With the withdrawal from Gallipoli, the Mediterranean Expeditionary Force's sole remaining front was at Salonika in Greece. Overall command returned to Cairo, with General Sir Archibald Murray taking over command from Sir Charles Monro in early January. Murray would continue to be responsible for the logistics of the Salonika front, but a French general took over operational command. The residual British force that had remained in Egypt was left, for the moment, under the command of Sir John Maxwell, but it was responsible only for the Senussi campaign; in March the Force in Egypt would be merged with the Mediterranean Expeditionary Force to form the new Egyptian Expeditionary Force under Murray's command; in April Maxwell would be sent to Ireland to deal with the Easter Rising.
|Murray trading card|
Murray does not fare well in David Lean's 1962 epic Lawrence of Arabia, which portrays him (via actor Donald Wolfit) as irascible, skeptical of the prospects of the Arab Revolt, and contemptuous of Lawrence.
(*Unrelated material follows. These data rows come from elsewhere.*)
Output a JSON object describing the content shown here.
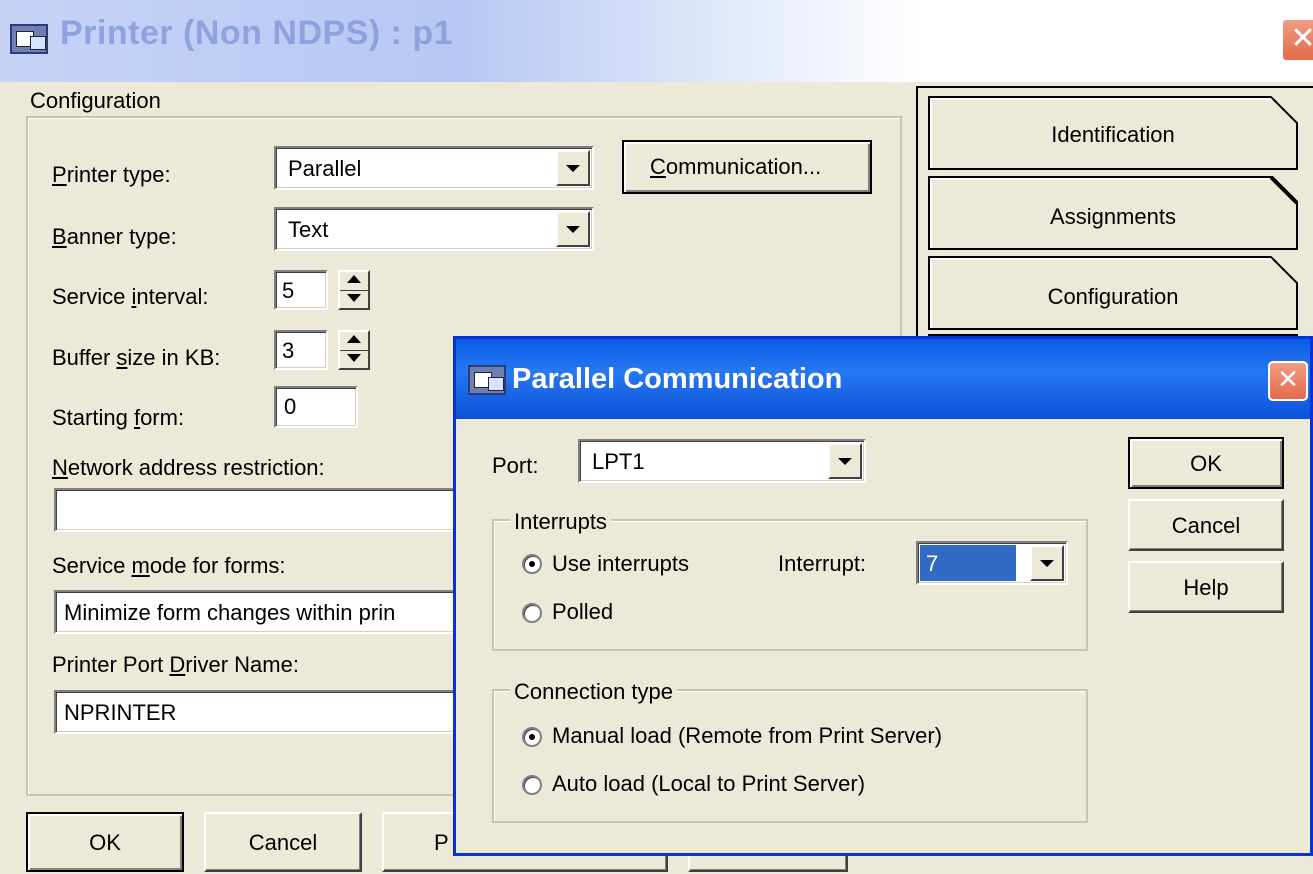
{
  "main_window": {
    "title": "Printer (Non NDPS) : p1",
    "section_title": "Configuration",
    "printer_type": {
      "label_key": "P",
      "label_rest": "rinter type:",
      "value": "Parallel"
    },
    "communication_button": {
      "key": "C",
      "rest": "ommunication..."
    },
    "banner_type": {
      "label_key": "B",
      "label_rest": "anner type:",
      "value": "Text"
    },
    "service_interval": {
      "label_pre": "Service ",
      "label_key": "i",
      "label_rest": "nterval:",
      "value": "5"
    },
    "buffer_size": {
      "label_pre": "Buffer ",
      "label_key": "s",
      "label_rest": "ize in KB:",
      "value": "3"
    },
    "starting_form": {
      "label_pre": "Starting ",
      "label_key": "f",
      "label_rest": "orm:",
      "value": "0"
    },
    "network_restriction": {
      "label_key": "N",
      "label_rest": "etwork address restriction:",
      "value": ""
    },
    "service_mode": {
      "label_pre": "Service ",
      "label_key": "m",
      "label_rest": "ode for forms:",
      "value": "Minimize form changes within prin"
    },
    "port_driver": {
      "label_pre": "Printer Port ",
      "label_key": "D",
      "label_rest": "river Name:",
      "value": "NPRINTER"
    },
    "tabs": [
      "Identification",
      "Assignments",
      "Configuration"
    ],
    "bottom_buttons": {
      "ok": "OK",
      "cancel": "Cancel",
      "third_partial": "P"
    }
  },
  "dialog": {
    "title": "Parallel Communication",
    "port_label": "Port:",
    "port_value": "LPT1",
    "interrupts_group": "Interrupts",
    "use_interrupts": "Use interrupts",
    "polled": "Polled",
    "interrupt_label": "Interrupt:",
    "interrupt_value": "7",
    "connection_group": "Connection type",
    "manual_load": "Manual load (Remote from Print Server)",
    "auto_load": "Auto load (Local to Print Server)",
    "ok": "OK",
    "cancel": "Cancel",
    "help": "Help"
  },
  "colors": {
    "title_active": "#0a5ce6",
    "title_inactive": "#b6c8f3",
    "selection": "#316ac5"
  }
}
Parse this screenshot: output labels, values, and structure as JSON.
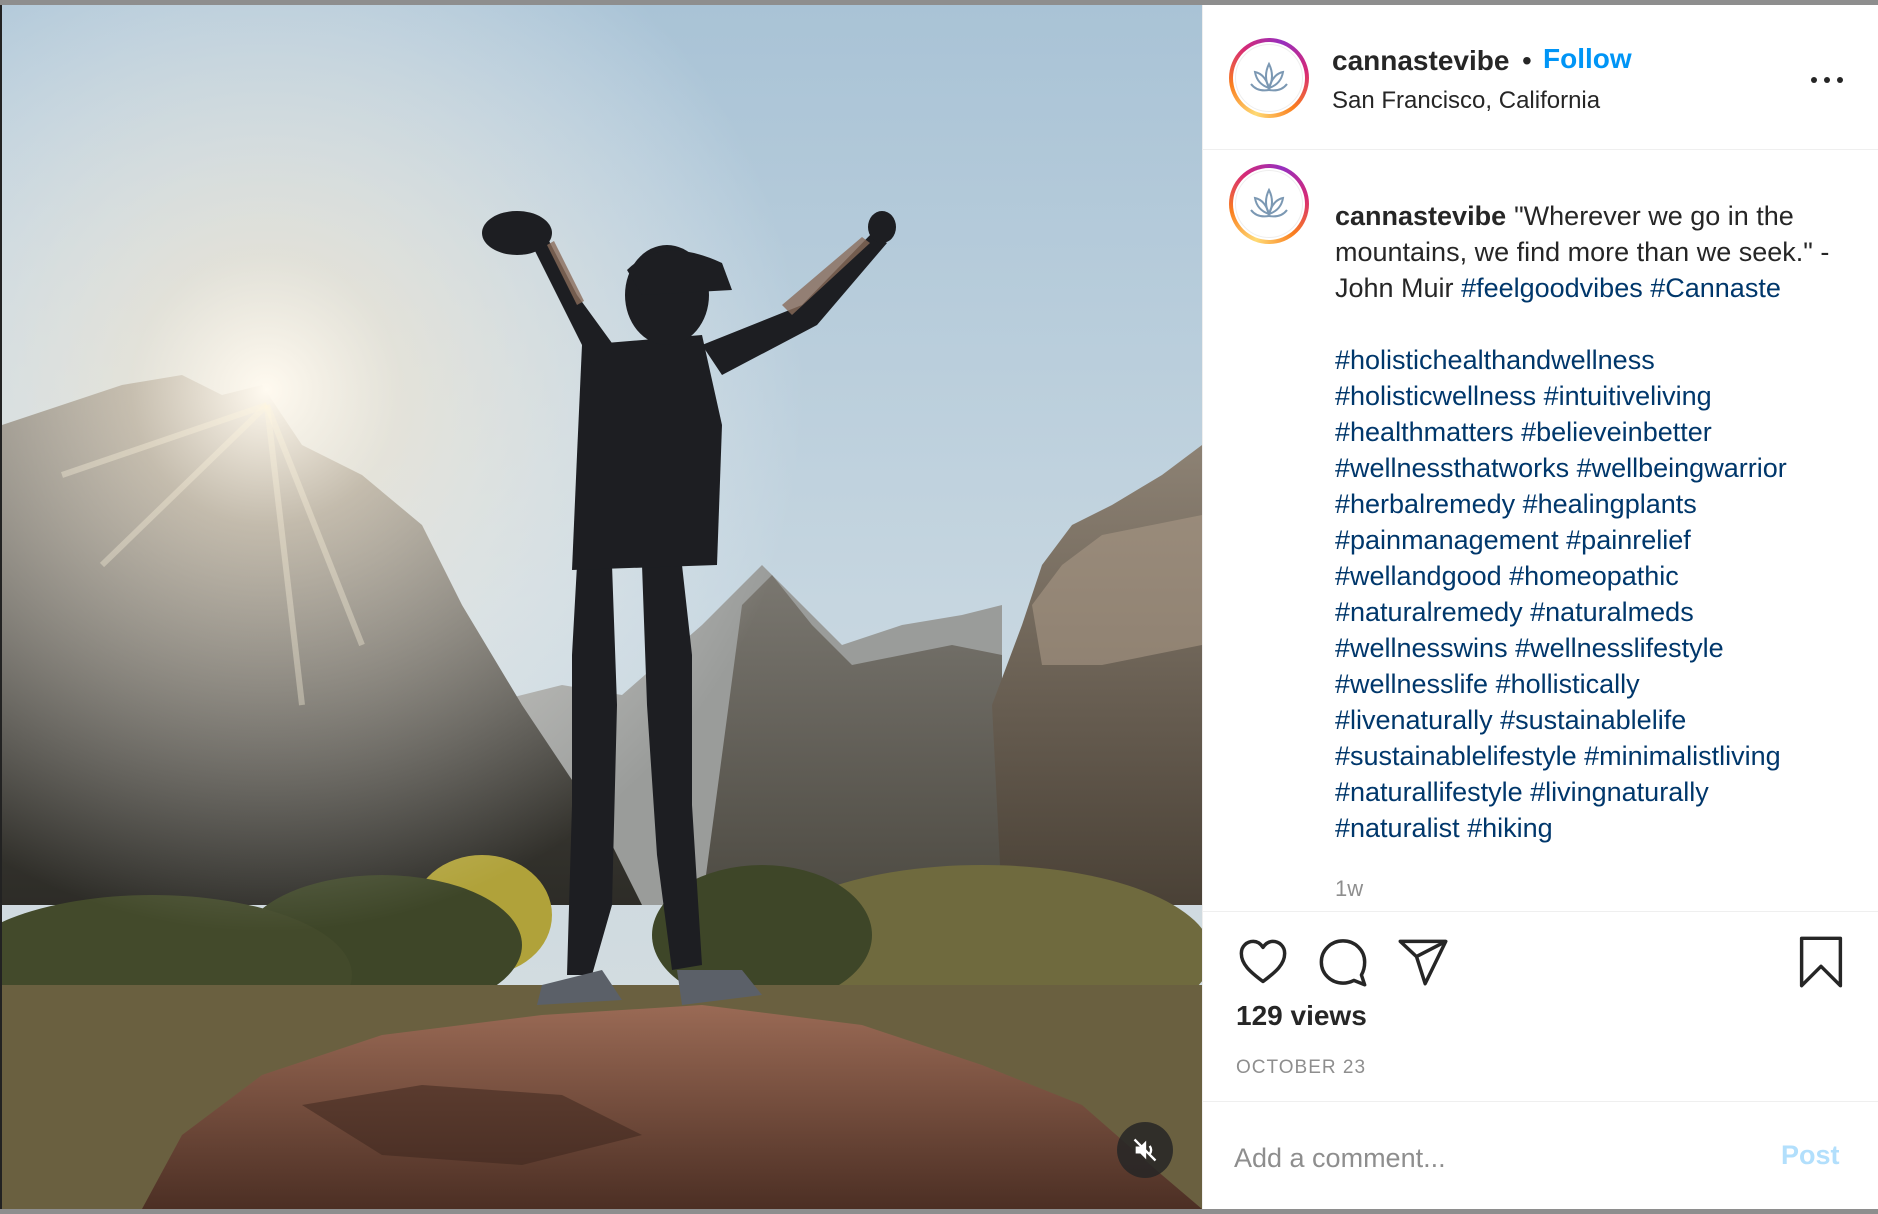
{
  "post": {
    "username": "cannastevibe",
    "separator": "•",
    "follow_label": "Follow",
    "location": "San Francisco, California",
    "more_icon": "more-options-icon"
  },
  "caption": {
    "username": "cannastevibe",
    "quote": "\"Wherever we go in the mountains, we find more than we seek.\" -John Muir",
    "inline_tags": [
      "#feelgoodvibes",
      "#Cannaste"
    ],
    "tag_lines": [
      "#holistichealthandwellness",
      "#holisticwellness #intuitiveliving",
      "#healthmatters #believeinbetter",
      "#wellnessthatworks #wellbeingwarrior",
      "#herbalremedy #healingplants",
      "#painmanagement #painrelief",
      "#wellandgood #homeopathic",
      "#naturalremedy #naturalmeds",
      "#wellnesswins #wellnesslifestyle",
      "#wellnesslife #hollistically",
      "#livenaturally #sustainablelife",
      "#sustainablelifestyle #minimalistliving",
      "#naturallifestyle #livingnaturally",
      "#naturalist #hiking"
    ],
    "time_ago": "1w"
  },
  "actions": {
    "like_icon": "heart-icon",
    "comment_icon": "comment-icon",
    "share_icon": "share-icon",
    "save_icon": "bookmark-icon",
    "views": "129 views",
    "date": "OCTOBER 23"
  },
  "comment": {
    "placeholder": "Add a comment...",
    "post_label": "Post"
  },
  "media": {
    "mute_icon": "muted-speaker-icon"
  },
  "colors": {
    "link_blue": "#0095f6",
    "hashtag": "#00376b",
    "post_disabled": "#b2dffc",
    "muted_text": "#8e8e8e"
  }
}
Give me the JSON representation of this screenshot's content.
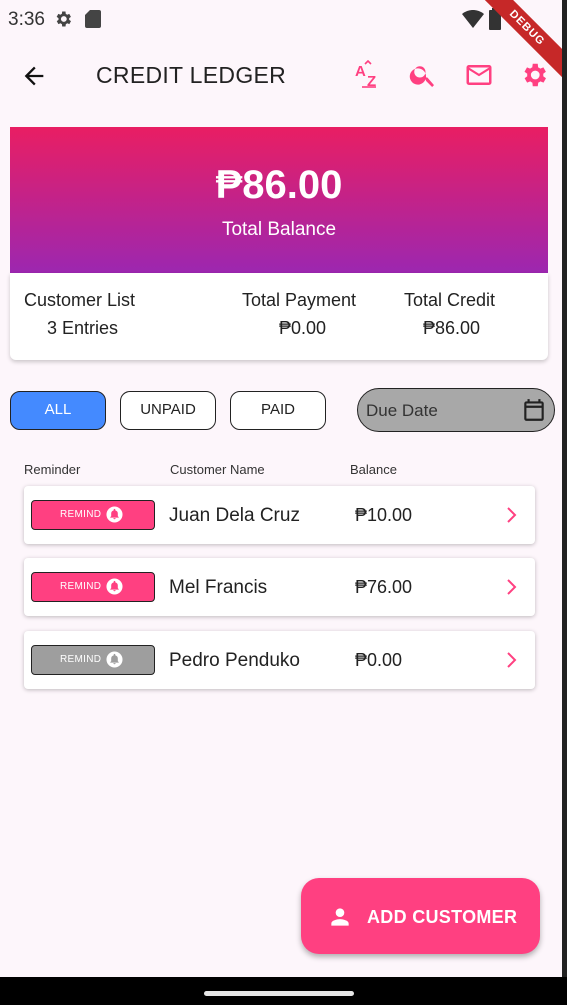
{
  "status_bar": {
    "time": "3:36"
  },
  "debug_banner": "DEBUG",
  "app_bar": {
    "title": "CREDIT LEDGER",
    "accent": "#ff4081"
  },
  "hero": {
    "total_balance": "₱86.00",
    "label": "Total Balance",
    "gradient": [
      "#e91e63",
      "#9c27b0"
    ]
  },
  "summary": {
    "customer_list_label": "Customer List",
    "customer_list_value": "3 Entries",
    "total_payment_label": "Total Payment",
    "total_payment_value": "₱0.00",
    "total_credit_label": "Total Credit",
    "total_credit_value": "₱86.00"
  },
  "filters": {
    "all": "ALL",
    "unpaid": "UNPAID",
    "paid": "PAID",
    "selected": "ALL",
    "due_date_placeholder": "Due Date"
  },
  "table_headers": {
    "reminder": "Reminder",
    "customer_name": "Customer Name",
    "balance": "Balance"
  },
  "customers": [
    {
      "remind_label": "REMIND",
      "name": "Juan Dela Cruz",
      "balance": "₱10.00",
      "remind_enabled": true
    },
    {
      "remind_label": "REMIND",
      "name": "Mel Francis",
      "balance": "₱76.00",
      "remind_enabled": true
    },
    {
      "remind_label": "REMIND",
      "name": "Pedro Penduko",
      "balance": "₱0.00",
      "remind_enabled": false
    }
  ],
  "fab": {
    "label": "ADD CUSTOMER"
  }
}
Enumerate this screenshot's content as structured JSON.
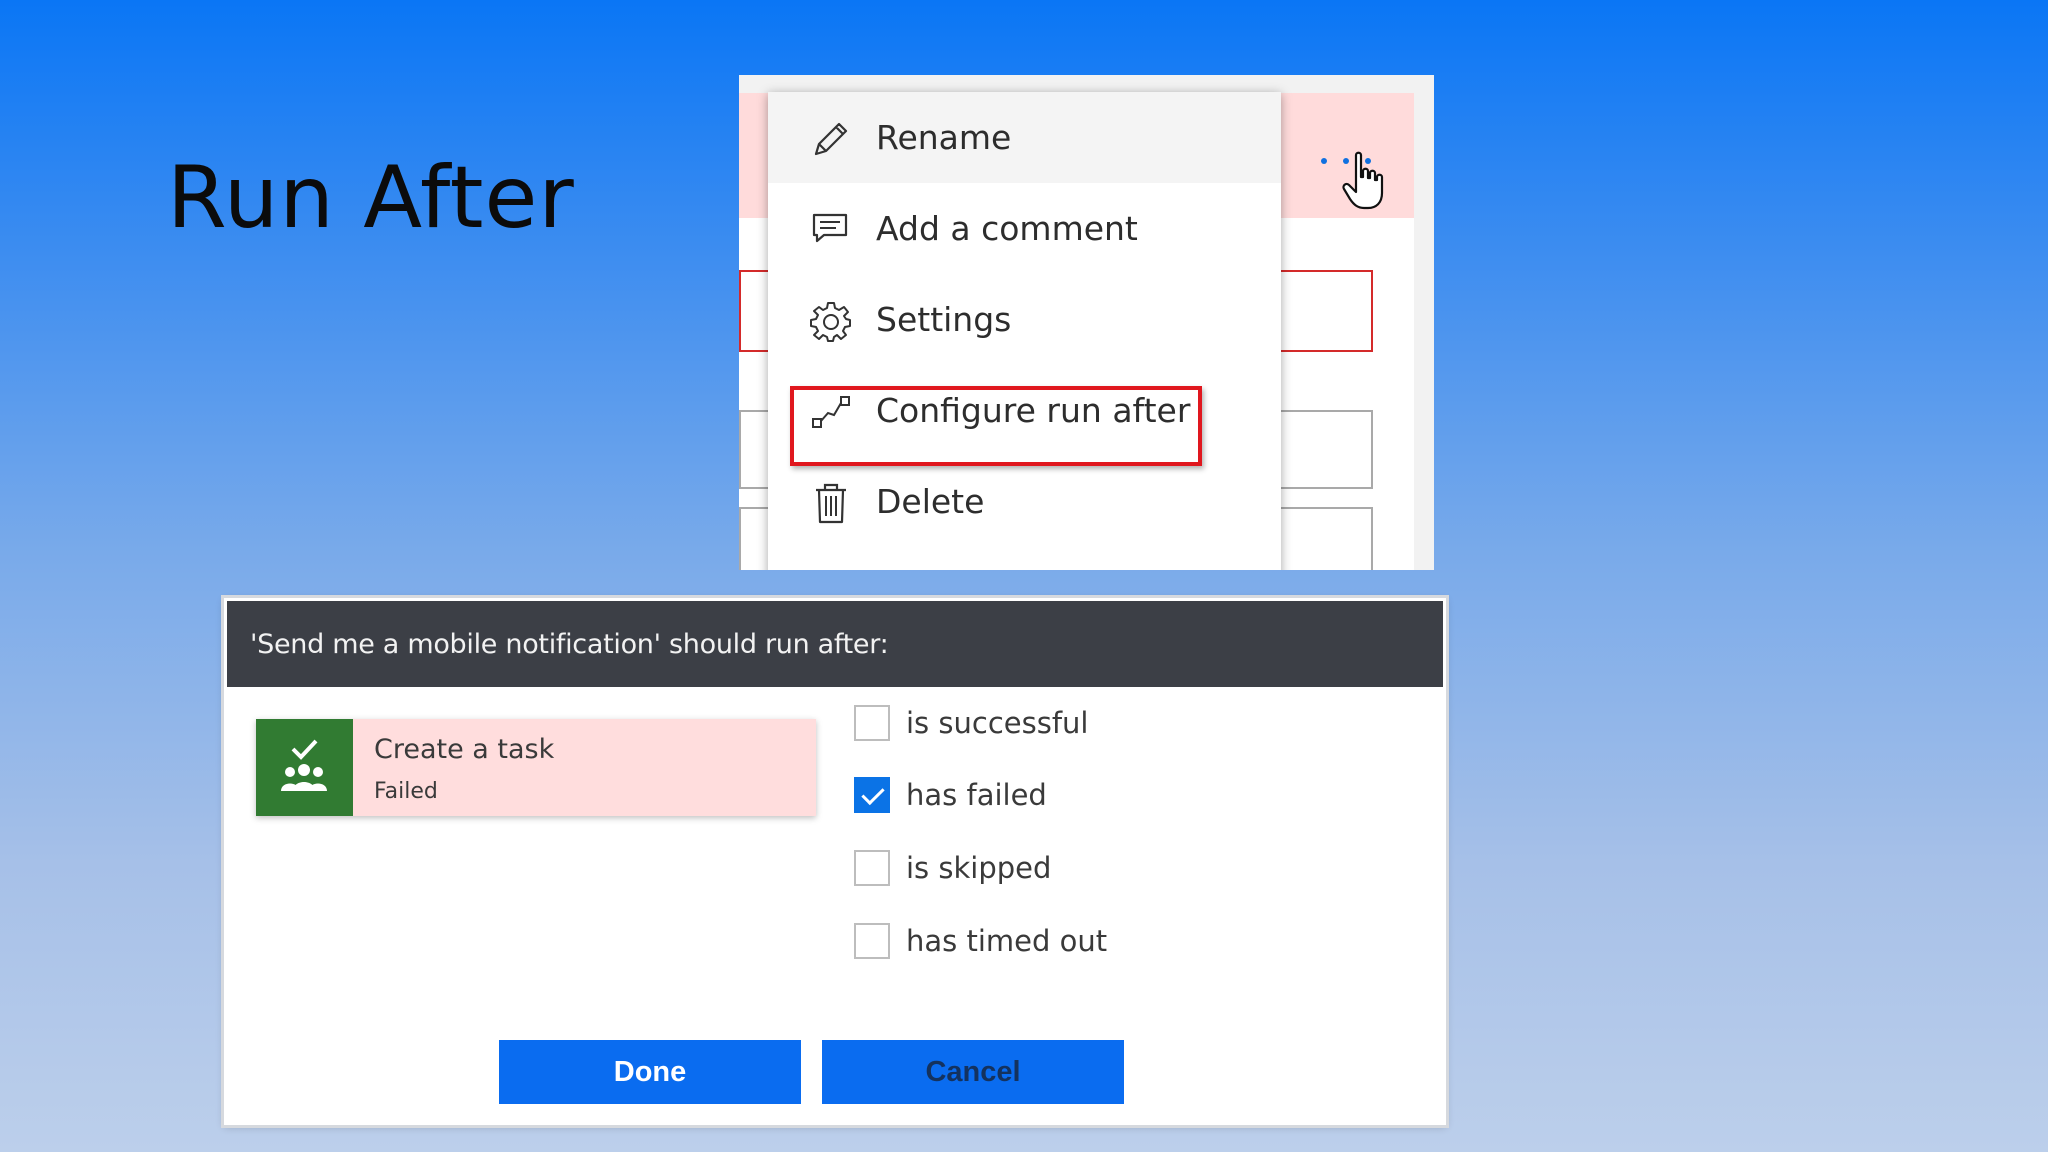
{
  "slide": {
    "title": "Run After"
  },
  "context_menu": {
    "items": [
      {
        "label": "Rename",
        "icon": "pencil-icon"
      },
      {
        "label": "Add a comment",
        "icon": "comment-icon"
      },
      {
        "label": "Settings",
        "icon": "gear-icon"
      },
      {
        "label": "Configure run after",
        "icon": "run-after-icon"
      },
      {
        "label": "Delete",
        "icon": "trash-icon"
      }
    ],
    "highlighted_item": "Configure run after",
    "highlight_color": "#e0171e"
  },
  "dialog": {
    "title": "'Send me a mobile notification' should run after:",
    "task": {
      "name": "Create a task",
      "status": "Failed",
      "icon": "task-check-people-icon",
      "icon_color": "#317b32"
    },
    "options": [
      {
        "label": "is successful",
        "checked": false
      },
      {
        "label": "has failed",
        "checked": true
      },
      {
        "label": "is skipped",
        "checked": false
      },
      {
        "label": "has timed out",
        "checked": false
      }
    ],
    "buttons": {
      "done": "Done",
      "cancel": "Cancel"
    },
    "accent_color": "#0a6cf0"
  }
}
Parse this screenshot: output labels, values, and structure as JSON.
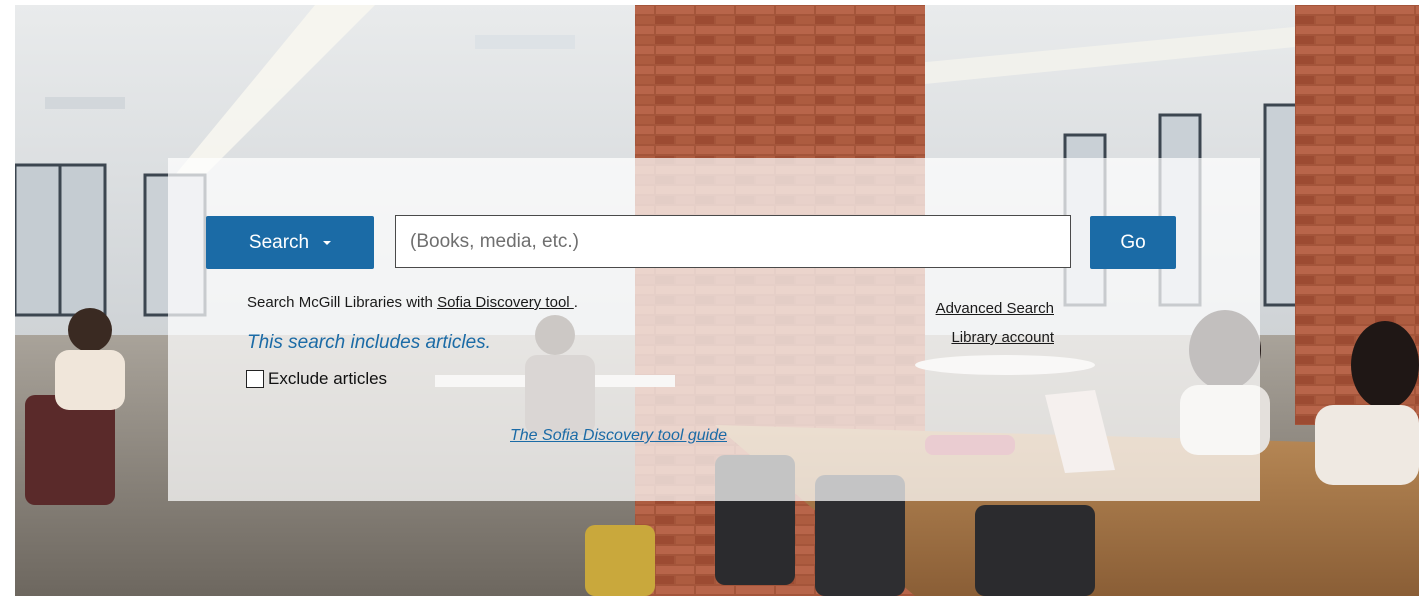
{
  "search": {
    "scope_button_label": "Search",
    "placeholder": "(Books, media, etc.)",
    "go_label": "Go"
  },
  "description": {
    "prefix": "Search McGill Libraries with ",
    "link_text": "Sofia Discovery tool ",
    "suffix": "."
  },
  "includes_note": "This search includes articles.",
  "exclude_articles_label": "Exclude articles",
  "links": {
    "advanced_search": "Advanced Search",
    "library_account": "Library account"
  },
  "guide_link": "The Sofia Discovery tool guide",
  "colors": {
    "accent": "#1b6ba6",
    "panel_overlay": "rgba(255,255,255,0.72)"
  },
  "icons": {
    "scope_dropdown": "caret-down-icon"
  }
}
In reality he backed the Revolt after being persuaded, and he and Lawrence got along. But the film has probably formed most people's view of the period. Murray was not greatly successful and after two failures to take Gaza he would be replaced by Edmund Allenby,